Many holiday traditions in the United States center around food: cookies in the shape of trees and candy canes, rich fudge made annually for friends and neighbors, and a ham on Christmas Day.

As college seniors, my friends and I have had a particularly exciting year as we learn what we’ll be doing after graduation.

However, this holiday season, we should pause and consider that many of us, particularly those of us at the College of Charleston, have opportunities and resources unavailable to millions of young people in the developing world.

Most of us have never questioned that we would have a consistent source of electricity to charge our laptops for papers and to keep lights on for late-night studying. I never questioned having a healthy breakfast before an important exam.

But according to the One Campaign, three million people die per year just from a lack of clean water. Millions don’t have access to basic education and cite food insecurity as a major problem in their communities.

The U.S. works toward ensuring that students around the world have access to the basic resources, so that they may work to lift themselves, their families and their communities out of poverty.
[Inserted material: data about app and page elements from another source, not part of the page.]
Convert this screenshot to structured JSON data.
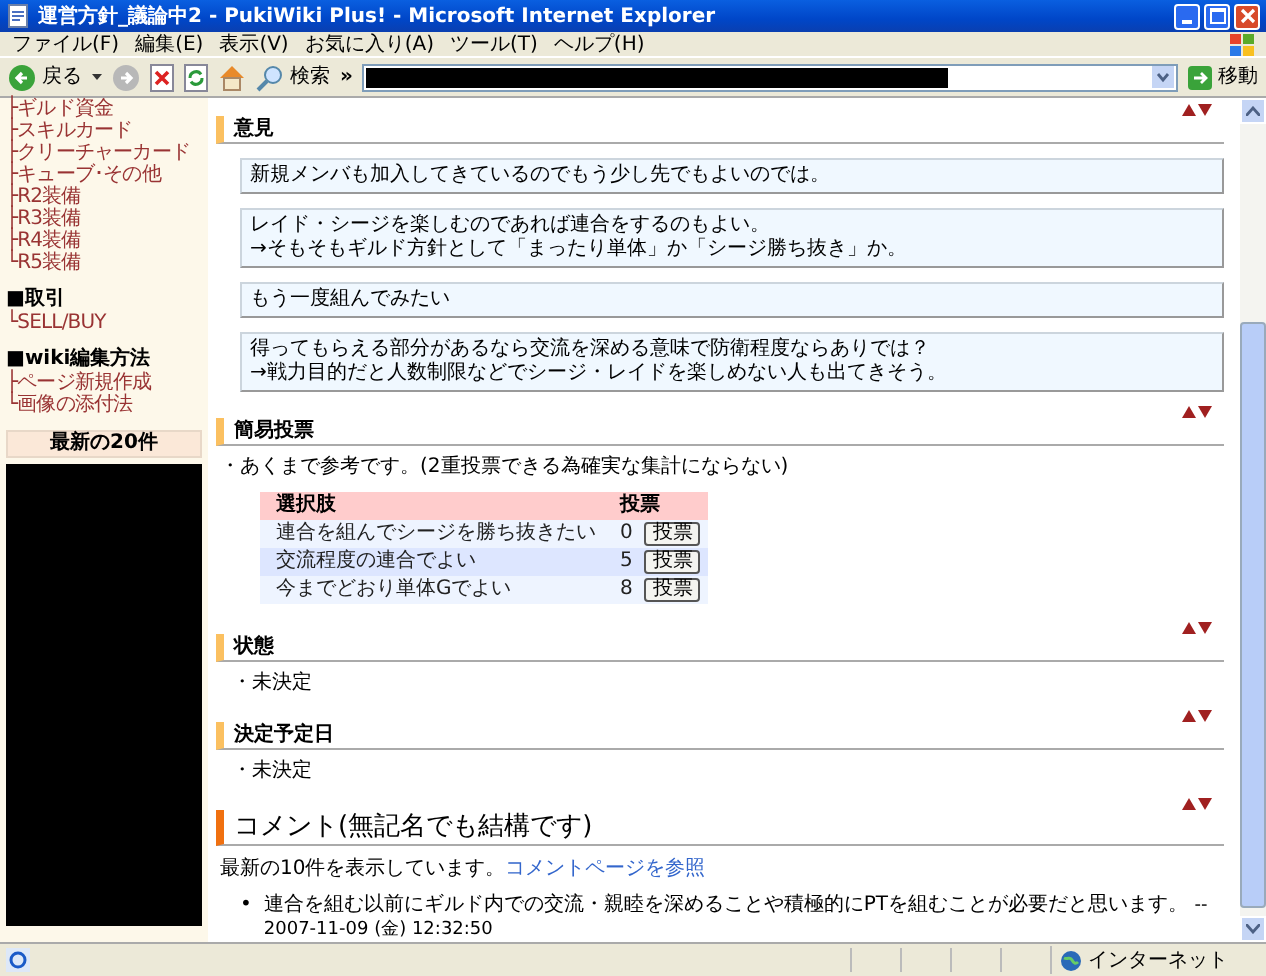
{
  "window": {
    "title": "運営方針_議論中2 - PukiWiki Plus! - Microsoft Internet Explorer"
  },
  "menu": [
    "ファイル(F)",
    "編集(E)",
    "表示(V)",
    "お気に入り(A)",
    "ツール(T)",
    "ヘルプ(H)"
  ],
  "toolbar": {
    "back": "戻る",
    "search": "検索",
    "more": "»",
    "go": "移動"
  },
  "sidebar": {
    "groups": [
      {
        "items": [
          "├ギルド資金",
          "├スキルカード",
          "├クリーチャーカード",
          "├キューブ･その他",
          "├R2装備",
          "├R3装備",
          "├R4装備",
          "└R5装備"
        ]
      },
      {
        "heading": "■取引",
        "items": [
          "└SELL/BUY"
        ]
      },
      {
        "heading": "■wiki編集方法",
        "items": [
          "├ページ新規作成",
          "└画像の添付法"
        ]
      }
    ],
    "recent_title": "最新の20件"
  },
  "sections": [
    {
      "kind": "opinions",
      "heading": "意見",
      "opinions": [
        [
          "新規メンバも加入してきているのでもう少し先でもよいのでは。"
        ],
        [
          "レイド・シージを楽しむのであれば連合をするのもよい。",
          "→そもそもギルド方針として「まったり単体」か「シージ勝ち抜き」か。"
        ],
        [
          "もう一度組んでみたい"
        ],
        [
          "得ってもらえる部分があるなら交流を深める意味で防衛程度ならありでは？",
          "→戦力目的だと人数制限などでシージ・レイドを楽しめない人も出てきそう。"
        ]
      ]
    },
    {
      "kind": "vote",
      "heading": "簡易投票",
      "note": "・あくまで参考です。(2重投票できる為確実な集計にならない)",
      "columns": [
        "選択肢",
        "投票"
      ],
      "options": [
        {
          "label": "連合を組んでシージを勝ち抜きたい",
          "count": "0",
          "button": "投票"
        },
        {
          "label": "交流程度の連合でよい",
          "count": "5",
          "button": "投票"
        },
        {
          "label": "今までどおり単体Gでよい",
          "count": "8",
          "button": "投票"
        }
      ]
    },
    {
      "kind": "bullet",
      "heading": "状態",
      "text": "・未決定"
    },
    {
      "kind": "bullet",
      "heading": "決定予定日",
      "text": "・未決定"
    },
    {
      "kind": "comments",
      "heading": "コメント(無記名でも結構です)",
      "intro": "最新の10件を表示しています。",
      "link": "コメントページを参照",
      "comments": [
        {
          "marker": "•",
          "text": "連合を組む以前にギルド内での交流・親睦を深めることや積極的にPTを組むことが必要だと思います。",
          "signature": "-- 2007-11-09 (金) 12:32:50"
        }
      ]
    }
  ],
  "status_bar": {
    "zone": "インターネット"
  }
}
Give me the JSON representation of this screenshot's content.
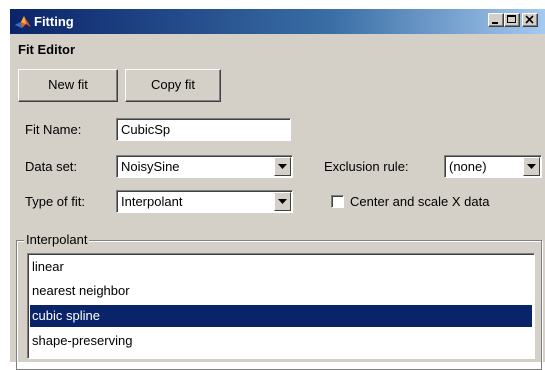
{
  "window": {
    "title": "Fitting"
  },
  "editor": {
    "heading": "Fit Editor",
    "new_fit_label": "New fit",
    "copy_fit_label": "Copy fit",
    "fit_name_label": "Fit Name:",
    "fit_name_value": "CubicSp",
    "data_set_label": "Data set:",
    "data_set_value": "NoisySine",
    "exclusion_label": "Exclusion rule:",
    "exclusion_value": "(none)",
    "type_label": "Type of fit:",
    "type_value": "Interpolant",
    "center_scale_label": "Center and scale X data",
    "center_scale_checked": false
  },
  "interpolant": {
    "group_title": "Interpolant",
    "items": [
      {
        "label": "linear",
        "selected": false
      },
      {
        "label": "nearest neighbor",
        "selected": false
      },
      {
        "label": "cubic spline",
        "selected": true
      },
      {
        "label": "shape-preserving",
        "selected": false
      }
    ]
  },
  "colors": {
    "titlebar": "#0a246a",
    "face": "#d4d0c8",
    "selection": "#0a246a"
  },
  "icons": {
    "app": "matlab-logo-icon",
    "minimize": "minimize-icon",
    "maximize": "maximize-icon",
    "close": "close-icon",
    "dropdown": "chevron-down-icon"
  }
}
However, less than 1 percent of our federal budget is designated for foreign assistance, which provides life-changing opportunities for young people like me.

I encourage all South Carolinians to join me this holiday season, and as we move closer to the presidential primary, in telling the candidates campaigning through our state that we care about foreign assistance — that it’s a must on our agenda. They are asking for our support in the 2016 presidential election, so we should ask for theirs on behalf of the millions around the world who need our help.

Raise your voice; let’s put foreign assistance on the ballot.

Ellie Flock

King Street